- _BRIEF_: Gather all lines from the material that contain the word "export".

- _DATA PROVIDED_:
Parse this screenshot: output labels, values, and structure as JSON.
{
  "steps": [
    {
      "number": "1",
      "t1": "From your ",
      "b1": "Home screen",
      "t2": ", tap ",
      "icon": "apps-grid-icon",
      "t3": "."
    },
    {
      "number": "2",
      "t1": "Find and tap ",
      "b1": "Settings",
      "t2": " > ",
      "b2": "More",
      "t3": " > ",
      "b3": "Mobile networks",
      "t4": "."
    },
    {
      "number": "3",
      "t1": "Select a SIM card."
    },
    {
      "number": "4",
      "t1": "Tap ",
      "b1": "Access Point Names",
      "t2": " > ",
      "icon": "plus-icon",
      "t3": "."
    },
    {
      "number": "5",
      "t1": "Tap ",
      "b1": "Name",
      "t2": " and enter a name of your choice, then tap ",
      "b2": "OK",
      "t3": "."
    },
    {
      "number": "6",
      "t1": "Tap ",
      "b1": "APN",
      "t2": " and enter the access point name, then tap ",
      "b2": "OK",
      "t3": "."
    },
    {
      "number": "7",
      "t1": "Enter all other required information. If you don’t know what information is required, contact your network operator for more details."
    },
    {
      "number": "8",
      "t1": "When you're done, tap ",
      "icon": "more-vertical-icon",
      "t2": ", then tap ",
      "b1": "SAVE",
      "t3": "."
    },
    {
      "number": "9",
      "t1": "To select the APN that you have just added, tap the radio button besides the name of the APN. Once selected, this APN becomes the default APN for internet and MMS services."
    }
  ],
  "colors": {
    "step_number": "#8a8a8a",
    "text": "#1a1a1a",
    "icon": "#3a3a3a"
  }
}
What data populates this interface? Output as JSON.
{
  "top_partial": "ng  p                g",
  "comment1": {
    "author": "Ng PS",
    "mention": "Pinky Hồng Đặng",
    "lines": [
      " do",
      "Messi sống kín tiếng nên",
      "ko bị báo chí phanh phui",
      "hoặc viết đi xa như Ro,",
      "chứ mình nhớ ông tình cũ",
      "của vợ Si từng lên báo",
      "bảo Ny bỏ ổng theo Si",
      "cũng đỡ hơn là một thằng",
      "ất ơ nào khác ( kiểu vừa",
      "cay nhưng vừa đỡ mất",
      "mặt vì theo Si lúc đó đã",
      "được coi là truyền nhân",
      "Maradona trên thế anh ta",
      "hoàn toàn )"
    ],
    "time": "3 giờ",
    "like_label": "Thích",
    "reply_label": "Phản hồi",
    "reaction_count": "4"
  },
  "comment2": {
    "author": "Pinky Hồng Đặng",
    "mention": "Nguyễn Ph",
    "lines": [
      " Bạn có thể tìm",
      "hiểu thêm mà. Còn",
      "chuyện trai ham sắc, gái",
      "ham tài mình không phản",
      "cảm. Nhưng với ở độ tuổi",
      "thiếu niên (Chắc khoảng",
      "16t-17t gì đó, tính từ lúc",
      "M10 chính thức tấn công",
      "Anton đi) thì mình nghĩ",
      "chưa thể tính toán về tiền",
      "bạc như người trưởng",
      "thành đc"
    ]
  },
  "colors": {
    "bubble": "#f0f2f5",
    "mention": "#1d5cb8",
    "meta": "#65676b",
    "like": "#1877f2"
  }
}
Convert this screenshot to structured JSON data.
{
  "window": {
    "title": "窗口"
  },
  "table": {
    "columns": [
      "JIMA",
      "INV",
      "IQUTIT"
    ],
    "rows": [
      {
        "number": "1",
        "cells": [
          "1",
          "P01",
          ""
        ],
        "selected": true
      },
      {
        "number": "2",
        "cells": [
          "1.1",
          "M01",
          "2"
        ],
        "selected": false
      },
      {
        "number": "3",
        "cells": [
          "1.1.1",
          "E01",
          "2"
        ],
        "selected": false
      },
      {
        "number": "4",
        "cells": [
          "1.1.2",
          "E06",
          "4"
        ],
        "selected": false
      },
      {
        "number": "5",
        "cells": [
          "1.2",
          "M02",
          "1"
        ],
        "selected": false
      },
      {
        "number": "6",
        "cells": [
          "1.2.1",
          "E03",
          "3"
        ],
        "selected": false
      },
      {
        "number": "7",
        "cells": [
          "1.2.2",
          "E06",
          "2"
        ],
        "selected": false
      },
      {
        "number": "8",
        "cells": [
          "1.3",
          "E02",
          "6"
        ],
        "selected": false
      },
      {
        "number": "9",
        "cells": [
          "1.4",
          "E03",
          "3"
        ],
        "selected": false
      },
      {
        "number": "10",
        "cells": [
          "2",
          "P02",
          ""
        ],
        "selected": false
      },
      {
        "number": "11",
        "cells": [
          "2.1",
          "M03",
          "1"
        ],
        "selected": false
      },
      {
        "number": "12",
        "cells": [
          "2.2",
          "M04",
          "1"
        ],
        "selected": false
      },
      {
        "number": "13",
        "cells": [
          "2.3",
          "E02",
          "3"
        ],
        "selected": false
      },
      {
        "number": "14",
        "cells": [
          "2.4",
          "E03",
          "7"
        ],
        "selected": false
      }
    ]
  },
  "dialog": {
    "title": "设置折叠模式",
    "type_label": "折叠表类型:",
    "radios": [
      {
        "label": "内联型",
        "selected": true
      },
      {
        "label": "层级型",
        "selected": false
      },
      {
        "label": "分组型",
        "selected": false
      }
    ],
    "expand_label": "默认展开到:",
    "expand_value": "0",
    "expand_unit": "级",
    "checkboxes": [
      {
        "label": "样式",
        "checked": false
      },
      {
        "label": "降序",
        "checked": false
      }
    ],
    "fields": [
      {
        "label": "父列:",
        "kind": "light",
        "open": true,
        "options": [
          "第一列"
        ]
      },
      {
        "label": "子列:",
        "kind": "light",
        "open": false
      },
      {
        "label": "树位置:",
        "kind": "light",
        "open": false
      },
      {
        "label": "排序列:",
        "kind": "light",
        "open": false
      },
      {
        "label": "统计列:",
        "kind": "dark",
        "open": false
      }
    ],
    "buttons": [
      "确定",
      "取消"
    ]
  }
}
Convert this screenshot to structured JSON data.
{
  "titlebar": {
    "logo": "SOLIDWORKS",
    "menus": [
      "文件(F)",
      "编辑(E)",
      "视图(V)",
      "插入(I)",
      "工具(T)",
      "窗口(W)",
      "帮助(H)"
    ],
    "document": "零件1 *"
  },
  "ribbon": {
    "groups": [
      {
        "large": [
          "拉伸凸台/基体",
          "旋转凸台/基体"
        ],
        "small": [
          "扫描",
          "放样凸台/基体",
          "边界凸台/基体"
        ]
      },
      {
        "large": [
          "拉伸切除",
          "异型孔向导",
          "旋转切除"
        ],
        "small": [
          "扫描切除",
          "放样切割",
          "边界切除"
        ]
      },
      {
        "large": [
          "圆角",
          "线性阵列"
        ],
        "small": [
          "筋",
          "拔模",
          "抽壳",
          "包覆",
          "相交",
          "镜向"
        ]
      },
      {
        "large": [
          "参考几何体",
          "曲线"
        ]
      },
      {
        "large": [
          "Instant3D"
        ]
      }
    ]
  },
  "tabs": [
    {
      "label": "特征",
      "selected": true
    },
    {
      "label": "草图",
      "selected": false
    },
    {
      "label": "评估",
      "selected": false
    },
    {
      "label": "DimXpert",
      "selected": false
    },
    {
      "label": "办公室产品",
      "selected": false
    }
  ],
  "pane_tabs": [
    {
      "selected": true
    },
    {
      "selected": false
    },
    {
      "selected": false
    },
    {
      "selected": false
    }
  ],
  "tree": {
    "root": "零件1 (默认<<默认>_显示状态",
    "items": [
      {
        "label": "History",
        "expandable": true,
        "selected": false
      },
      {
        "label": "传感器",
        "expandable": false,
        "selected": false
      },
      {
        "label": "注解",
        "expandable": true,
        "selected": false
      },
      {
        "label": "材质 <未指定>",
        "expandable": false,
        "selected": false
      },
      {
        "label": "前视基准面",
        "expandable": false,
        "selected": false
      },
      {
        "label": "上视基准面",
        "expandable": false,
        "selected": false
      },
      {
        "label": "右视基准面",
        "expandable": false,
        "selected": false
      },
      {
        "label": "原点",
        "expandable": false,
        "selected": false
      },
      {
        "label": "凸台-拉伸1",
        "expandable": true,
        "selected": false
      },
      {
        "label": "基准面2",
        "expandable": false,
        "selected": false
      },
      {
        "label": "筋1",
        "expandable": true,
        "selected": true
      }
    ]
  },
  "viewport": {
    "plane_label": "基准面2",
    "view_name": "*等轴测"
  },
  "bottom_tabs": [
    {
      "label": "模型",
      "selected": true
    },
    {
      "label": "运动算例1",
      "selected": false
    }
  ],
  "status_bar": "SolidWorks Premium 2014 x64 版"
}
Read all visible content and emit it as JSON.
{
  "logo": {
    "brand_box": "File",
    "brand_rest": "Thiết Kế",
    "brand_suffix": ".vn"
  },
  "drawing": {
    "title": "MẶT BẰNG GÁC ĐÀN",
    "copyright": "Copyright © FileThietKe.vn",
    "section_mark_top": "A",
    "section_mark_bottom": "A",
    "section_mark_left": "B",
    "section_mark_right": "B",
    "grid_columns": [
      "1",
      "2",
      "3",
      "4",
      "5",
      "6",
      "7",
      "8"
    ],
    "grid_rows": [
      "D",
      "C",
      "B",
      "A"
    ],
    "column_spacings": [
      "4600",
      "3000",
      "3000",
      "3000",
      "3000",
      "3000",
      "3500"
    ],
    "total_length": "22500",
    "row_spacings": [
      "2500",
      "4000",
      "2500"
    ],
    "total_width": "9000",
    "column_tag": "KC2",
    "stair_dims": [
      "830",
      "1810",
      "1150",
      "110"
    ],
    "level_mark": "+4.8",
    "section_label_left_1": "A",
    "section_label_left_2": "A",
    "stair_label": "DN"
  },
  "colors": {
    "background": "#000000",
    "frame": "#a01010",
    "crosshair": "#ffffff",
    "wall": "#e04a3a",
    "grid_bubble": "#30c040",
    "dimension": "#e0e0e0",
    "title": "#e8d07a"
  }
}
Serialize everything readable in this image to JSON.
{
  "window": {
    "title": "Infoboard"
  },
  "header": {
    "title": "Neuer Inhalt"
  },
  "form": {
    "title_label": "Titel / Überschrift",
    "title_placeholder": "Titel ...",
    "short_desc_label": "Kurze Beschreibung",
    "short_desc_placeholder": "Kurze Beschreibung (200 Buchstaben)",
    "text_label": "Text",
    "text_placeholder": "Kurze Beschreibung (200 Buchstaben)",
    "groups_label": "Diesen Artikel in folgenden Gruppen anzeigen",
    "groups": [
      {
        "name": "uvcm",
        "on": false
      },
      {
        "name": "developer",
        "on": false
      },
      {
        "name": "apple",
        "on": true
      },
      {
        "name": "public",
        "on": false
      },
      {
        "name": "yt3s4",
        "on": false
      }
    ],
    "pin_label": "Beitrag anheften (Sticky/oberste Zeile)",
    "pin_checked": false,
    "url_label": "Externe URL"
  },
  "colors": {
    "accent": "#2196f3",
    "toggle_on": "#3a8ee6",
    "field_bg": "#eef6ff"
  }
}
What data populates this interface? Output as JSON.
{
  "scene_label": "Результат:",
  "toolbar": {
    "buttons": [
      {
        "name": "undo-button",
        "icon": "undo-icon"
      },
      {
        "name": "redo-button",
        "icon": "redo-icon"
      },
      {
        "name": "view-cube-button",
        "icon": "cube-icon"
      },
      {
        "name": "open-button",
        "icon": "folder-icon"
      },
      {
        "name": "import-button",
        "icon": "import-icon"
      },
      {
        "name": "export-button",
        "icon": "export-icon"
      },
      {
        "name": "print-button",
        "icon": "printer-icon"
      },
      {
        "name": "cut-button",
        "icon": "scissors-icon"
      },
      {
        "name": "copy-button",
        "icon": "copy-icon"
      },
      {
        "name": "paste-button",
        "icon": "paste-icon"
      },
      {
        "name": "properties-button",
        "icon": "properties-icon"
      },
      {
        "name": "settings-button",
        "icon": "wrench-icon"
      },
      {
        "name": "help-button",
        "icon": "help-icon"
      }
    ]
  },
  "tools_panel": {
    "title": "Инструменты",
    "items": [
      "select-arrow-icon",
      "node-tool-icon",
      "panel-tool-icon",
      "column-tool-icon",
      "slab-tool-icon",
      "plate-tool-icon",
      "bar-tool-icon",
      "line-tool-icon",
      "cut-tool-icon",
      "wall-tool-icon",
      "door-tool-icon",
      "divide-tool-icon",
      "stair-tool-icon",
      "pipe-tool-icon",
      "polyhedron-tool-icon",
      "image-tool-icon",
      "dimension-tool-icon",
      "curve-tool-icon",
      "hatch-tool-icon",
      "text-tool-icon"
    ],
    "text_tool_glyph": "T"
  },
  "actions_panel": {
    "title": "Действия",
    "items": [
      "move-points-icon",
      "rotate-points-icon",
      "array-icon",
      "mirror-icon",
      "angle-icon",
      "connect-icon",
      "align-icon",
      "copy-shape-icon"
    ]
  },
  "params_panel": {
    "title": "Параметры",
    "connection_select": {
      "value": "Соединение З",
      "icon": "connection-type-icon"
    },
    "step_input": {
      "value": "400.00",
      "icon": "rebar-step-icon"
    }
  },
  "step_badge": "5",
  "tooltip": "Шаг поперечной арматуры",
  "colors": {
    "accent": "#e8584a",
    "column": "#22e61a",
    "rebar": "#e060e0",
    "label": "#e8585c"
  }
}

- _SOLUTION TO THE EXERCISE_:
        "name": "export-button",
        "icon": "export-icon"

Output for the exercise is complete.